— WORK REQUIRED —
The records that follow should be retyped word for word.
•••••
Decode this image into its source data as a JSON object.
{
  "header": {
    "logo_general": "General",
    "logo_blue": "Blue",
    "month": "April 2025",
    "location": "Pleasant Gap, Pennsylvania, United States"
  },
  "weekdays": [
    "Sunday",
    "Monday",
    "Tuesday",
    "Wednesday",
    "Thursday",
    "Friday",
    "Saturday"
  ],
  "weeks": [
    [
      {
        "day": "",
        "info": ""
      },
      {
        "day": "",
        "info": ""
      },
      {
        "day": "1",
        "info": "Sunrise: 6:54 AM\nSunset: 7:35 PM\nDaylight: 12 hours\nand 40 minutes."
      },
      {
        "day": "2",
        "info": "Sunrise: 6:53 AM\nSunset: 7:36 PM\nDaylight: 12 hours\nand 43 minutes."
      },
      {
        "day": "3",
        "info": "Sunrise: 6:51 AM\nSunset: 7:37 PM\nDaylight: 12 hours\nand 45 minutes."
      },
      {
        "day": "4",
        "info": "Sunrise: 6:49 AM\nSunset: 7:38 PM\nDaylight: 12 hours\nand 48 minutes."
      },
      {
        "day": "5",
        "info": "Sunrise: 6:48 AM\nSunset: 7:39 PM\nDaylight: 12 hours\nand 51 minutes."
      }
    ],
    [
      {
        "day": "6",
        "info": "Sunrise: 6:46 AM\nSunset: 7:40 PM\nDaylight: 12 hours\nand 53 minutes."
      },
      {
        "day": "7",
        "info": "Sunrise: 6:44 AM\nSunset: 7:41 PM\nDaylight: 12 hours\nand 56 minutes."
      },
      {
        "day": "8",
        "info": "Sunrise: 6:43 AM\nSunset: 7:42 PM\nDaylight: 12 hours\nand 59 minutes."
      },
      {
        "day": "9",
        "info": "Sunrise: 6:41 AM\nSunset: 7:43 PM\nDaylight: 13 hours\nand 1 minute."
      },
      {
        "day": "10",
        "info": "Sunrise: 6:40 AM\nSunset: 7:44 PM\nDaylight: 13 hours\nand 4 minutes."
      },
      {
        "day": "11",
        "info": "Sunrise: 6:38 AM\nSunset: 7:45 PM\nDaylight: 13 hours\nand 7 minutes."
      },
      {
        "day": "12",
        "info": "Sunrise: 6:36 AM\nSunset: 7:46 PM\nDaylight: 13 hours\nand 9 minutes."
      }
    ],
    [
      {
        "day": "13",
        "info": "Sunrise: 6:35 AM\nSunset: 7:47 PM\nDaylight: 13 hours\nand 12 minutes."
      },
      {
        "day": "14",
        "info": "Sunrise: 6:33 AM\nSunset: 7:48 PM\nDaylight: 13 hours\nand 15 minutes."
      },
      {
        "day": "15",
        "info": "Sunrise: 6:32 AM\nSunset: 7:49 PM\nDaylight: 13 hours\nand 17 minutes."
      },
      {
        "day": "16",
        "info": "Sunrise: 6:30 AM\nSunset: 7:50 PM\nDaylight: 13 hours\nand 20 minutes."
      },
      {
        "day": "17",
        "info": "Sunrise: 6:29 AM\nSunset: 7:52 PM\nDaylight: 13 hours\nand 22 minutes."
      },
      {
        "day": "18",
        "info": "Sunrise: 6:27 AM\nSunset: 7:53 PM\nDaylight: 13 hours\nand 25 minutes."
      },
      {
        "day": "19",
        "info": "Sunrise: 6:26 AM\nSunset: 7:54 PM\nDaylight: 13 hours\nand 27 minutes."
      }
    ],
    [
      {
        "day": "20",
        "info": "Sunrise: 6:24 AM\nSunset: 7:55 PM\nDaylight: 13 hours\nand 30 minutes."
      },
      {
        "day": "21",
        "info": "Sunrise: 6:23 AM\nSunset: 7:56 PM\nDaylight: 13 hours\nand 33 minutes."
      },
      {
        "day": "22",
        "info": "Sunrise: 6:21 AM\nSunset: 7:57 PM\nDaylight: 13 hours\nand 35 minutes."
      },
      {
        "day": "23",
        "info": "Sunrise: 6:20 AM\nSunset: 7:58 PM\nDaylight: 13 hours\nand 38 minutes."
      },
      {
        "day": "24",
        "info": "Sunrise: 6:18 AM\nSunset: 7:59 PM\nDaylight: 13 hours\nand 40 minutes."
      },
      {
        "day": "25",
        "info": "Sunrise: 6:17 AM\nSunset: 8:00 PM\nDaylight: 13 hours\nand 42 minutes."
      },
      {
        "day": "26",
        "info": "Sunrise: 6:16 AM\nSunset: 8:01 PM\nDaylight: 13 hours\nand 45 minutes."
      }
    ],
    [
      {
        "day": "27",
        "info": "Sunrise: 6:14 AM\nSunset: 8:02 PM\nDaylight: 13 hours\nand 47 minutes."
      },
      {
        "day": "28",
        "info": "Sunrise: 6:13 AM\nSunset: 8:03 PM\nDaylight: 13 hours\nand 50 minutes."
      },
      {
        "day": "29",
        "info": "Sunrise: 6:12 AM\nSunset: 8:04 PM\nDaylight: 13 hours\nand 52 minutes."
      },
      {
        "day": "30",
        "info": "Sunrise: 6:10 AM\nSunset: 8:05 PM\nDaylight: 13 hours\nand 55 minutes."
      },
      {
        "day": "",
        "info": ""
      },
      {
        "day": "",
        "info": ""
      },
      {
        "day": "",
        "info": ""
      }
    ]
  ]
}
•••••
— WRITTEN REPLY —
Decode this image into its source data as a JSON object.
{
  "header": {
    "logo_general": "General",
    "logo_blue": "Blue",
    "month": "April 2025",
    "location": "Pleasant Gap, Pennsylvania, United States"
  },
  "weekdays": [
    "Sunday",
    "Monday",
    "Tuesday",
    "Wednesday",
    "Thursday",
    "Friday",
    "Saturday"
  ],
  "weeks": [
    [
      {
        "day": "",
        "info": ""
      },
      {
        "day": "",
        "info": ""
      },
      {
        "day": "1",
        "info": "Sunrise: 6:54 AM\nSunset: 7:35 PM\nDaylight: 12 hours\nand 40 minutes."
      },
      {
        "day": "2",
        "info": "Sunrise: 6:53 AM\nSunset: 7:36 PM\nDaylight: 12 hours\nand 43 minutes."
      },
      {
        "day": "3",
        "info": "Sunrise: 6:51 AM\nSunset: 7:37 PM\nDaylight: 12 hours\nand 45 minutes."
      },
      {
        "day": "4",
        "info": "Sunrise: 6:49 AM\nSunset: 7:38 PM\nDaylight: 12 hours\nand 48 minutes."
      },
      {
        "day": "5",
        "info": "Sunrise: 6:48 AM\nSunset: 7:39 PM\nDaylight: 12 hours\nand 51 minutes."
      }
    ],
    [
      {
        "day": "6",
        "info": "Sunrise: 6:46 AM\nSunset: 7:40 PM\nDaylight: 12 hours\nand 53 minutes."
      },
      {
        "day": "7",
        "info": "Sunrise: 6:44 AM\nSunset: 7:41 PM\nDaylight: 12 hours\nand 56 minutes."
      },
      {
        "day": "8",
        "info": "Sunrise: 6:43 AM\nSunset: 7:42 PM\nDaylight: 12 hours\nand 59 minutes."
      },
      {
        "day": "9",
        "info": "Sunrise: 6:41 AM\nSunset: 7:43 PM\nDaylight: 13 hours\nand 1 minute."
      },
      {
        "day": "10",
        "info": "Sunrise: 6:40 AM\nSunset: 7:44 PM\nDaylight: 13 hours\nand 4 minutes."
      },
      {
        "day": "11",
        "info": "Sunrise: 6:38 AM\nSunset: 7:45 PM\nDaylight: 13 hours\nand 7 minutes."
      },
      {
        "day": "12",
        "info": "Sunrise: 6:36 AM\nSunset: 7:46 PM\nDaylight: 13 hours\nand 9 minutes."
      }
    ],
    [
      {
        "day": "13",
        "info": "Sunrise: 6:35 AM\nSunset: 7:47 PM\nDaylight: 13 hours\nand 12 minutes."
      },
      {
        "day": "14",
        "info": "Sunrise: 6:33 AM\nSunset: 7:48 PM\nDaylight: 13 hours\nand 15 minutes."
      },
      {
        "day": "15",
        "info": "Sunrise: 6:32 AM\nSunset: 7:49 PM\nDaylight: 13 hours\nand 17 minutes."
      },
      {
        "day": "16",
        "info": "Sunrise: 6:30 AM\nSunset: 7:50 PM\nDaylight: 13 hours\nand 20 minutes."
      },
      {
        "day": "17",
        "info": "Sunrise: 6:29 AM\nSunset: 7:52 PM\nDaylight: 13 hours\nand 22 minutes."
      },
      {
        "day": "18",
        "info": "Sunrise: 6:27 AM\nSunset: 7:53 PM\nDaylight: 13 hours\nand 25 minutes."
      },
      {
        "day": "19",
        "info": "Sunrise: 6:26 AM\nSunset: 7:54 PM\nDaylight: 13 hours\nand 27 minutes."
      }
    ],
    [
      {
        "day": "20",
        "info": "Sunrise: 6:24 AM\nSunset: 7:55 PM\nDaylight: 13 hours\nand 30 minutes."
      },
      {
        "day": "21",
        "info": "Sunrise: 6:23 AM\nSunset: 7:56 PM\nDaylight: 13 hours\nand 33 minutes."
      },
      {
        "day": "22",
        "info": "Sunrise: 6:21 AM\nSunset: 7:57 PM\nDaylight: 13 hours\nand 35 minutes."
      },
      {
        "day": "23",
        "info": "Sunrise: 6:20 AM\nSunset: 7:58 PM\nDaylight: 13 hours\nand 38 minutes."
      },
      {
        "day": "24",
        "info": "Sunrise: 6:18 AM\nSunset: 7:59 PM\nDaylight: 13 hours\nand 40 minutes."
      },
      {
        "day": "25",
        "info": "Sunrise: 6:17 AM\nSunset: 8:00 PM\nDaylight: 13 hours\nand 42 minutes."
      },
      {
        "day": "26",
        "info": "Sunrise: 6:16 AM\nSunset: 8:01 PM\nDaylight: 13 hours\nand 45 minutes."
      }
    ],
    [
      {
        "day": "27",
        "info": "Sunrise: 6:14 AM\nSunset: 8:02 PM\nDaylight: 13 hours\nand 47 minutes."
      },
      {
        "day": "28",
        "info": "Sunrise: 6:13 AM\nSunset: 8:03 PM\nDaylight: 13 hours\nand 50 minutes."
      },
      {
        "day": "29",
        "info": "Sunrise: 6:12 AM\nSunset: 8:04 PM\nDaylight: 13 hours\nand 52 minutes."
      },
      {
        "day": "30",
        "info": "Sunrise: 6:10 AM\nSunset: 8:05 PM\nDaylight: 13 hours\nand 55 minutes."
      },
      {
        "day": "",
        "info": ""
      },
      {
        "day": "",
        "info": ""
      },
      {
        "day": "",
        "info": ""
      }
    ]
  ]
}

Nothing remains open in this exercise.